April 29, 2022
The Jazz of Physics
Kingswood Oxford held a collaboration between our Stroud Science and Goodman Banks Symposia on April 28 and 29. Author and Brown University physics professor Stephon Alexander was on campus both days working with MS and US science classes On Friday NYC-based jazz saxophonist Alexa Tarantino joined Alexander for an assembly where they presented elements of his book The Jazz of Physics.
Throughout the assembly, Alexander explained how music is related to the universe. While he described some mathematical structures, Tarantino improvised some of the structures he mentioned. Alexander said this was the first time a demonstration of this kind has been done.
Growing up in the Bronx in the 1980s, Alexander was encouraged to be a musician, but he also had a love of science, always asking the “why” behind things. He followed the music of rapper Rakim who advocated supreme mathematics or the knowledge of self. “Rakim rhymed about knowledge,” Alexander said. “He was rhyming about scientific concepts. It made it okay for nerds like me to be nerds.” Alexander was also inspired by Einstein who would play an instrument to free his mind when he was stuck on a scientific problem. Lastly, the works of John Coltrane, who believed in the idea that music could bend the space-time continuum, led Alexander to write his book, The Jazz of Physics. John Coltrane drew the twelve musical notes in a circle and connected them with straight lines, forming a five-pointed star. Inspired by Einstein, Coltrane put physics and geometry at the core of his music.
Alexander explained that Pythagoras created a rudimentary guitar with one string called a monochord and depending on where the fret was placed, the instrument made different notes. By using simple mathematics, Pythagoras was able to describe the basis of almost all musical scales, including the pentatonic, the Western, the chromatic, and the Arabic scales. Pythagoras observed several ratios of sound wave frequencies and the corresponding intervals between them, including 4:3 (known to musicians as the interval of a perfect fourth, or two pitches that are five semitones apart from each other) and 3:2 (a perfect fifth, seven semitones apart. Pythagoras also contended that when the planets were going around they were playing musical tones and harmony which he called the music of the spheres.

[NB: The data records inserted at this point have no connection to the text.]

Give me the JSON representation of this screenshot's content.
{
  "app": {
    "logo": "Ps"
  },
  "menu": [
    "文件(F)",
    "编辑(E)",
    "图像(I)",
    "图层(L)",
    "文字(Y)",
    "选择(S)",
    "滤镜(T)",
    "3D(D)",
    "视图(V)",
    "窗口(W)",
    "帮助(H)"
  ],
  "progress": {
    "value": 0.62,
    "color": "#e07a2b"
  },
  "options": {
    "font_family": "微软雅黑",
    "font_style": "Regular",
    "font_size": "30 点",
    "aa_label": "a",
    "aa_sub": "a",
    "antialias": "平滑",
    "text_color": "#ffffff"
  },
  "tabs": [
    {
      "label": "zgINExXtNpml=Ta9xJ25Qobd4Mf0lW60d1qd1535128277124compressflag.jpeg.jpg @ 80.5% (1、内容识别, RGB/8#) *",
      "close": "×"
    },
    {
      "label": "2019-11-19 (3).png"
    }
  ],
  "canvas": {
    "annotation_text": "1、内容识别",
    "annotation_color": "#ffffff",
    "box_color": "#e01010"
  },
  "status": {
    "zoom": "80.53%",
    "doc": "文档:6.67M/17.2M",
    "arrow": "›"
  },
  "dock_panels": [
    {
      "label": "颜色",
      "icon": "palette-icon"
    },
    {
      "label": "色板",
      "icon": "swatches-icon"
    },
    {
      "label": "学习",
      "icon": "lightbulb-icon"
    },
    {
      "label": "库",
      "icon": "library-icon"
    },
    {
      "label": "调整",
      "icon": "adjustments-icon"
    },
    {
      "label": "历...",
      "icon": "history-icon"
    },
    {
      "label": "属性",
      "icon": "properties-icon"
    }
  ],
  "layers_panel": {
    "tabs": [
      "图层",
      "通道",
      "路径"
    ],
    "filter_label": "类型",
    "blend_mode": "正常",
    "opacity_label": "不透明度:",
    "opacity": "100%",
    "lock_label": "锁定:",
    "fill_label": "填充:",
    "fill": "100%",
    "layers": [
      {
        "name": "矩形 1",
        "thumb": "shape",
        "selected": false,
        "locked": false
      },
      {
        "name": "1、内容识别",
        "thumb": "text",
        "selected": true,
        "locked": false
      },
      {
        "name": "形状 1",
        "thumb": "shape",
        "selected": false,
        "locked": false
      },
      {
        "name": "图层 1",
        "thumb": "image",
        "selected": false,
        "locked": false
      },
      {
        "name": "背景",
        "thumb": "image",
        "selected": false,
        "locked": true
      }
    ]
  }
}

From Pythagoras, Alexander discussed the influence of Johannes Kepler whose most famous accomplishment is his three laws of planetary motion which laid the foundation of celestial mechanics. Kepler discovered that planets move in elliptical orbits and at different speeds at different times, according to their distance from the sun. During this time period, scientists or “natural philosophers” had to study music theory so Kepler also plotted out the notes of the planets based on the ratios of Pythagoras which led Kepler to discover his theory. Tarantino took Kepler’s notes of Neptune and played what Neptune sounds like on her saxophone. “Music and science were always united from day one,” Alexander said. “It’s only in modern times that they have been bifurcated.”
Throughout Alexander’s explication, Tarantino played music notes and pieces of music illustrating the concepts. At the end of the assembly, Tarantino played a Charlie Parker number.
Speaking of the delineation between various disciplines, Alexander ended the assembly on this reflection. “These boundaries are man-made,” he said. “My field cosmology was a marriage of two different fields. If you have interests in different things and you’re told that there not supposed to speak to one another, go ahead and try to make that happen. Strive for mastery. It’s usually when you do that you find new pathways to actually break the rules in a way that may revolutionize the field itself.”
Series Main News